As a prime example, she has taken to boldly proclaiming that she will “Never do ________!” Fill in the blank with whatever action/activity/response mommy or daddy has told her she needs to stop because it’s disrespectful, dangerous, etc. This declaration is often accompanied by angry, dirty looks, screaming, crying, stomping her feet, even hitting and/or biting herself. All because she was told she couldn’t do what she wanted.
I was recently reading one of my favorite passages, Acts 16. It is the start of the church at Philippi. But it’s a difficult beginning by any measure. As is often his method, Paul wants to visit the local synagogue to preach about Christ, but there isn’t one, so he meets with some women outside of town who get together for prayer (v. 13).
After seeing a strong start to the ministry in a particularly prominent business women, Lydia, and her house becoming believers (v. 15), things seem to take a very sharp turn for the worse.
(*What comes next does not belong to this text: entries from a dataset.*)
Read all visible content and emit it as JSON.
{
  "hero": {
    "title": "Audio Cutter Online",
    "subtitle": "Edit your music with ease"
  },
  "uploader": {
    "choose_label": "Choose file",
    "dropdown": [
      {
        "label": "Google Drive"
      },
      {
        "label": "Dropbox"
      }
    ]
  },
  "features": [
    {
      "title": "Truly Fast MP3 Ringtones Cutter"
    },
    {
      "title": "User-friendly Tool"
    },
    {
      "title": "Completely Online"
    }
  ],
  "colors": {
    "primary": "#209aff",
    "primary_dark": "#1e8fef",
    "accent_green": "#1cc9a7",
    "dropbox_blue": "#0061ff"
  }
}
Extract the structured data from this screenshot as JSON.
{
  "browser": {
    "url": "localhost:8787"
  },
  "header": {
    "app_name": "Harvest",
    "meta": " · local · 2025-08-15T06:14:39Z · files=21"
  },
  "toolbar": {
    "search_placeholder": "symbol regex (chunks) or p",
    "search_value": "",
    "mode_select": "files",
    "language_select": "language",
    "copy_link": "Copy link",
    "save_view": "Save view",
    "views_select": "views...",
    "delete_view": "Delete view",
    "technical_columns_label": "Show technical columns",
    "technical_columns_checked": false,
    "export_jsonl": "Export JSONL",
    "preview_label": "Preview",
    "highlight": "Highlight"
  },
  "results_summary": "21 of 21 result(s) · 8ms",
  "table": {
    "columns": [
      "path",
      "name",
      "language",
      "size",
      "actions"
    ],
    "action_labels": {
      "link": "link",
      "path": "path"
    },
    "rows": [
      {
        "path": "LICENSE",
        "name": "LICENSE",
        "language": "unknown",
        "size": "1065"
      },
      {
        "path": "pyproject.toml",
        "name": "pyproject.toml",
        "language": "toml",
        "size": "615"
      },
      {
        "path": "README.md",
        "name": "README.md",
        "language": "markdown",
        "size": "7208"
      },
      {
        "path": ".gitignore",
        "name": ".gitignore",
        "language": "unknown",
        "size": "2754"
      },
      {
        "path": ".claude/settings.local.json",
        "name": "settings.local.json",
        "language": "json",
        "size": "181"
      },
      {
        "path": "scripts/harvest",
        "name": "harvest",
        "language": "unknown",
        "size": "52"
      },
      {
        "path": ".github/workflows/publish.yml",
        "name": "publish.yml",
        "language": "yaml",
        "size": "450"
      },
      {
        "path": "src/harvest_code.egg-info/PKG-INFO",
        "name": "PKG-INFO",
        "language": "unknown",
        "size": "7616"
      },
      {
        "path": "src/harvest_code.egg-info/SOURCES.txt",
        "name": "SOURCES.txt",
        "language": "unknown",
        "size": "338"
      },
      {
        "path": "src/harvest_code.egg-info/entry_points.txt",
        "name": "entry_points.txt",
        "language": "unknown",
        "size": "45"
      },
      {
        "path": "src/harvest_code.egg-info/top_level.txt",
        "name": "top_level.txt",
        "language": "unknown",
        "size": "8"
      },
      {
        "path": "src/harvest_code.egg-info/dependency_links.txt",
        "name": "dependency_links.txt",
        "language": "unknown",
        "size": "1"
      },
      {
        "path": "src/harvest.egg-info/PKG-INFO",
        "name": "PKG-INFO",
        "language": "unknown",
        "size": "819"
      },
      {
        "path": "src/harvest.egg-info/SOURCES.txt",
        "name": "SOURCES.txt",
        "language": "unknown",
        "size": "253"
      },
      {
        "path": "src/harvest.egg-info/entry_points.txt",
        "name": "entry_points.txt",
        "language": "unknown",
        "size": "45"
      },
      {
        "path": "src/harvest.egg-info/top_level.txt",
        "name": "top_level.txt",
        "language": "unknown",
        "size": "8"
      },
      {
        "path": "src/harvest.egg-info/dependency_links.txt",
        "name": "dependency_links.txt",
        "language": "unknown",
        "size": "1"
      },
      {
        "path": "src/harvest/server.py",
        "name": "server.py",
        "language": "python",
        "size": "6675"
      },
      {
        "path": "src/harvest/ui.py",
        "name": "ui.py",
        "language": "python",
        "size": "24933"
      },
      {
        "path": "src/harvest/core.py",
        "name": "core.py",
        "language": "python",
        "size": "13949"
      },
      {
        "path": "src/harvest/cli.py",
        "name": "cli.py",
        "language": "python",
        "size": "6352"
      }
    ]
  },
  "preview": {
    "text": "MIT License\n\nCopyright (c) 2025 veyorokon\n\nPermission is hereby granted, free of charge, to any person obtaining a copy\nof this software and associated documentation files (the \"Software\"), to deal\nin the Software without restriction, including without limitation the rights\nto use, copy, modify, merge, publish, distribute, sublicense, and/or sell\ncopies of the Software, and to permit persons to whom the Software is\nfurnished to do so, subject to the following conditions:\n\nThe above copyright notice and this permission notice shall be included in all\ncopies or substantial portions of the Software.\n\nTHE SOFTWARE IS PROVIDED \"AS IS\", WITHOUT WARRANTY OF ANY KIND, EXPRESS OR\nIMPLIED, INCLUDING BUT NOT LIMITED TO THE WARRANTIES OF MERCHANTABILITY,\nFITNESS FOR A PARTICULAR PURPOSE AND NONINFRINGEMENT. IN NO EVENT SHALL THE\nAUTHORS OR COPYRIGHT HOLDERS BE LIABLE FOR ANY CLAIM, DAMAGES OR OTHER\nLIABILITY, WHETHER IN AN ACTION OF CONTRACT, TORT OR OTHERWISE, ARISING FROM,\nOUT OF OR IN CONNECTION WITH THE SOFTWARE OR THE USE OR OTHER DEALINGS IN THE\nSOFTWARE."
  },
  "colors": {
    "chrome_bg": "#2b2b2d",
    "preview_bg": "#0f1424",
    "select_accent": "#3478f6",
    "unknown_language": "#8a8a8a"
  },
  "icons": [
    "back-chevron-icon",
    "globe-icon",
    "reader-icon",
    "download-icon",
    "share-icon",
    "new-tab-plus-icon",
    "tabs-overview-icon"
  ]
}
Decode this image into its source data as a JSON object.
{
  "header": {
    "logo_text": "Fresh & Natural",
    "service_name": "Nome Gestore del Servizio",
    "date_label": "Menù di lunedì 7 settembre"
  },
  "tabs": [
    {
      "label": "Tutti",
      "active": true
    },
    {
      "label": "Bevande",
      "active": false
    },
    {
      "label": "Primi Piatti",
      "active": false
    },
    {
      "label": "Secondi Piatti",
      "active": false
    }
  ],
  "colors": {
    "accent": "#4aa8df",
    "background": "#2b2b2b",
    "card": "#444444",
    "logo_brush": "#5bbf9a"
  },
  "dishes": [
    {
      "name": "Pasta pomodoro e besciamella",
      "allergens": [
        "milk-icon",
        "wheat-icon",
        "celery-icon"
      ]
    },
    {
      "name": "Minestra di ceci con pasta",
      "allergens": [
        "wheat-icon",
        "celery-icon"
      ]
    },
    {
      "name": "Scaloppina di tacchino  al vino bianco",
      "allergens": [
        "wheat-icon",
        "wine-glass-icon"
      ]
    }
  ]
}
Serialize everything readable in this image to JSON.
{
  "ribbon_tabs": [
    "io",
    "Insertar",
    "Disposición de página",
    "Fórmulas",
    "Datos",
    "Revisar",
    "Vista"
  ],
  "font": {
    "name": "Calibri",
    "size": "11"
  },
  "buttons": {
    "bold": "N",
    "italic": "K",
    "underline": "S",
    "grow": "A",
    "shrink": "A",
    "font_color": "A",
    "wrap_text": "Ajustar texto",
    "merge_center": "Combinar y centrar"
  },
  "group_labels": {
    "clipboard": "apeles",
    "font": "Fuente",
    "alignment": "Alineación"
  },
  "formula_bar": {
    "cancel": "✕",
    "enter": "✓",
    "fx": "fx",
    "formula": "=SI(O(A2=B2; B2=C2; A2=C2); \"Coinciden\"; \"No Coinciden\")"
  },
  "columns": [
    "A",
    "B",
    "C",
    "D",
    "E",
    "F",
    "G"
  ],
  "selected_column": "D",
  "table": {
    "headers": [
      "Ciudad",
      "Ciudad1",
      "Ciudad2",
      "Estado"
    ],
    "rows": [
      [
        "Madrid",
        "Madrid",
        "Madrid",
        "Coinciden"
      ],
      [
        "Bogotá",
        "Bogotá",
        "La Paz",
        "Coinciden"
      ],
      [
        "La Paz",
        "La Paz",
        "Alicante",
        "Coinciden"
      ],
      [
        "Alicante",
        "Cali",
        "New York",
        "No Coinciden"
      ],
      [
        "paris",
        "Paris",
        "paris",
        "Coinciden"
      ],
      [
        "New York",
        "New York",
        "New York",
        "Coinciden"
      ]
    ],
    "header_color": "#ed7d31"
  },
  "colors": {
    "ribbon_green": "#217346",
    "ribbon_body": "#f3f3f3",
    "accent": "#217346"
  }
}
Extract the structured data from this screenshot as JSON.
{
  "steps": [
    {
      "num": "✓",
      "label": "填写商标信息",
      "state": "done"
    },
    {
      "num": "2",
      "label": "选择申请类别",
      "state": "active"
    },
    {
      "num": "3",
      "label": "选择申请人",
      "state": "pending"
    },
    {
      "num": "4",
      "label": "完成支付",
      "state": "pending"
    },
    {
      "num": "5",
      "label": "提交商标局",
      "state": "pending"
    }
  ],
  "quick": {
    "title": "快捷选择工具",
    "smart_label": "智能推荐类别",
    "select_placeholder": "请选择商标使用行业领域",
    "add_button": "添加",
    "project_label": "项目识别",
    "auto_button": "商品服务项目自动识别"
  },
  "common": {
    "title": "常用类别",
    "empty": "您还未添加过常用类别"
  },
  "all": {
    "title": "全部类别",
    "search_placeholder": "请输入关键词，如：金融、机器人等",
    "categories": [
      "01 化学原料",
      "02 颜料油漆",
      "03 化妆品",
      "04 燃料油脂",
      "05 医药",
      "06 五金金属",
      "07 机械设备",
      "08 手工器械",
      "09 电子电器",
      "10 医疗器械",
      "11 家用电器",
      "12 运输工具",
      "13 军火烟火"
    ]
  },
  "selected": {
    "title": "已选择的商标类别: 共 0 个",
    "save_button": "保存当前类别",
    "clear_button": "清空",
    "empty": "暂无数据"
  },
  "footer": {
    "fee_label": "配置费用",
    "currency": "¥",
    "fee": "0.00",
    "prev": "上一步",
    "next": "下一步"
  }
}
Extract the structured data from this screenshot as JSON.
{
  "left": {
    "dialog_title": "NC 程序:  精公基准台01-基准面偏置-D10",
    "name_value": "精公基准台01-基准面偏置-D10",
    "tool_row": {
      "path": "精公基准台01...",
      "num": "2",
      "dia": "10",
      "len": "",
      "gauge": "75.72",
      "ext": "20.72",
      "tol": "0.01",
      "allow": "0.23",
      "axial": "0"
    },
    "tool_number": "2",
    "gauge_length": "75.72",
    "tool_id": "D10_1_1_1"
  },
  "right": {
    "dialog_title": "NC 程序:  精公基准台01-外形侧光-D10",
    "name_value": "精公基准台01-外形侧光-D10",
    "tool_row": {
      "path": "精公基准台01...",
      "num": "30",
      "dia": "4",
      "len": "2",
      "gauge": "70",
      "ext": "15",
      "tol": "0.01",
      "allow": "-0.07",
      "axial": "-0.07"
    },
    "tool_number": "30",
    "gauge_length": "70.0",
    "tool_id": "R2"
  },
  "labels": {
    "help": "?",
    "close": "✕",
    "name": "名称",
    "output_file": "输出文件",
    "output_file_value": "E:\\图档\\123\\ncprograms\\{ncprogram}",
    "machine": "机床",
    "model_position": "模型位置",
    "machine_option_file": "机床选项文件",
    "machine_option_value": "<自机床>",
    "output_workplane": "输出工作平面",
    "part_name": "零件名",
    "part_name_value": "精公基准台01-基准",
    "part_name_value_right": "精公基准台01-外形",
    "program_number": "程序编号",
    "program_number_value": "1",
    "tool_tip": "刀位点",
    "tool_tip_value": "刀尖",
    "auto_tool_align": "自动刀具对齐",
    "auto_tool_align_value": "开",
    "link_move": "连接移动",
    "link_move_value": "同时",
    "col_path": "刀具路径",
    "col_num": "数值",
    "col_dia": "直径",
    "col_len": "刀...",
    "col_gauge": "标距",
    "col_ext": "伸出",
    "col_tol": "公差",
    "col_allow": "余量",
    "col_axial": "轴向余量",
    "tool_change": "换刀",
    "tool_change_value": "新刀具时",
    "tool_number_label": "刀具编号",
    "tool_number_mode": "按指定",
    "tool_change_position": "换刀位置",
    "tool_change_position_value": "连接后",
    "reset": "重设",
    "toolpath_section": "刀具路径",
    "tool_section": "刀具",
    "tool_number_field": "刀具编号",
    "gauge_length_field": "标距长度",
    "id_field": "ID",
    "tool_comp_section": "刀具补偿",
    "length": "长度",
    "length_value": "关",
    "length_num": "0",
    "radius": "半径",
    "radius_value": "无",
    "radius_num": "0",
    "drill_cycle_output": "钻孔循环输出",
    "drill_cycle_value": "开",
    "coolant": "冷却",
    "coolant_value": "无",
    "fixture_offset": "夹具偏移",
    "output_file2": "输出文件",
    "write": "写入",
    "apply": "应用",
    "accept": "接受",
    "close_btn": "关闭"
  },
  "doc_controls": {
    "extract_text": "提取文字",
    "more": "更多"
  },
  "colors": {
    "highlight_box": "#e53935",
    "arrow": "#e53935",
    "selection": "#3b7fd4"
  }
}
Paul and Silas, after casting a demon out of a young girl (v. 16-18), are falsely accused of trying to incite civil disobedience (v. 21). As a result, they are attacked by an angry mob, arrested by the magistrates, who then have them beaten with rods (which was illegal, because they were Roman citizens), and they are to be put in prison (v. 23). But the jailor took it upon himself to go further by putting the men into the inner prison – the darkest, most and most disgusting part of the prison – and placing them in the stocks (v. 24), which was an extremely painful means of restraint back in their day.
And the real kicker in this horrible, dark turn of events? Back in verses 6-10, Paul and Silas wanted to go into the unreached region of Asia, but God through the Holy Spirit said, “No”, and instead sent them to Macedonia and their present situation. Because of this, it makes perfect sense that they, in their dungeon, alone and in much pain, angrily cry out to God for His obvious bad judgement in not allowing them to go to Asia. They defiantly talk through all the “what if’s” and how things would have been so much better had they just gotten their way.
But that’s not what they did. Rather, they prayed and sang praises to God during their sleepless night. They prayed and sang praise songs! I don’t about you, but as much as I love singing, when I’m angry, hurt, or upset, those are not times I typically break out into song! But it’s this response to God’s saying “no” that really hits home for me. Thankfully, I’ve matured enough that I no longer stomp my feet and scream when I’m told “no”. Now I become angry, indignant, and often think things I shouldn’t when I’m told “no”.
So, we must examine how do we respond when we are told “no”. Sure, in some things it may not be that big of a deal, such as when an item we really wanted that was on a great sale is all out. We may be disappointed, but likely that’s all. But what about when we are passed over for that promotion, again? Or when that relationship that we were convinced was God’s will, ends? How about when we have pleaded with God to spare the life of a loved one with a terminal disease, and He doesn’t? Do we clench our teeth, shake our fist at the sky and curse God and His will, or do we pray and sing praise?
How will you respond the next time you are told “No”?